How silly is this? Fuel prices are rising stratospherically and have been doing so for a long time now. Yet Congress is considering an Energy Department spending bill that would cut back - that's right, reduce - a federal program that helps low-income families make their homes energy efficient.
That's not the message that Congress needs to be sending right now. The federal government should be doing all it can to help people consume less energy, be it on the road or in the home.
The program would still be getting a chunk of change under the bill that is before the Senate, but the $201 million that is proposed is $26 million less than in the current year and $40 million less than what was provided in 2007, according to news reports. That's less money to go around in a time when more people should be needing it.
The potential cut has several senators from cold-weather states working together to change some minds. The bipartisan group of senators, including Republican Sen. Lisa Murkowski of Alaska, criticized the proposal last week.
Here are a couple of numbers, again from news reports, that make it abundantly obvious that the federal program could be an attractive program for an even greater number of people:
"The National Energy Assistance Directors Association, which represents state agencies that help low-income families meet energy costs, estimates that this winter heating costs for people using fuel oil will soar to nearly $2,600 on average - or about $1,100 more than just two year ago. Homes using natural gas can be expected to see a 20 percent increase to an average of $978."
Alaskans, especially those in Fairbanks and around the Interior, are worried about heating fuel prices and know all too well about the danger that these high prices can bring for the coming winter.

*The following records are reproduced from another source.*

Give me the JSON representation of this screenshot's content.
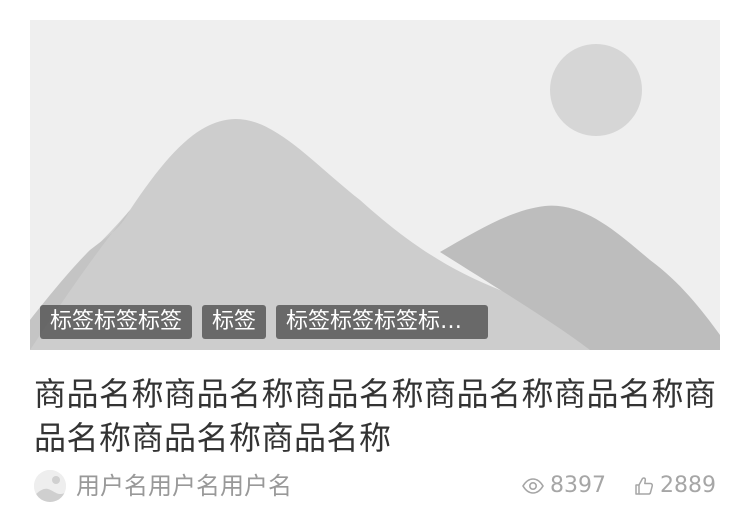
{
  "tags": [
    "标签标签标签",
    "标签",
    "标签标签标签标签标签标签"
  ],
  "title": "商品名称商品名称商品名称商品名称商品名称商品名称商品名称商品名称",
  "user": {
    "name": "用户名用户名用户名"
  },
  "stats": {
    "views": "8397",
    "likes": "2889"
  },
  "icons": {
    "views": "eye-icon",
    "likes": "thumbs-up-icon",
    "image": "image-placeholder-icon"
  },
  "colors": {
    "tag_bg": "#505050",
    "text_primary": "#333333",
    "text_secondary": "#999999"
  }
}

Most of the seats in Congress are filled by members from warm weather states. Snow and cold, when they do come, are usually seen as something curious and non-threatening. Those who live in the cold states know far, far better. Our warm-weather senators and representatives need to listen to us on this one and restore money to the program. Perhaps they should get out of their offices and come on up in, say, January to get a touch of reality in one of their sister states.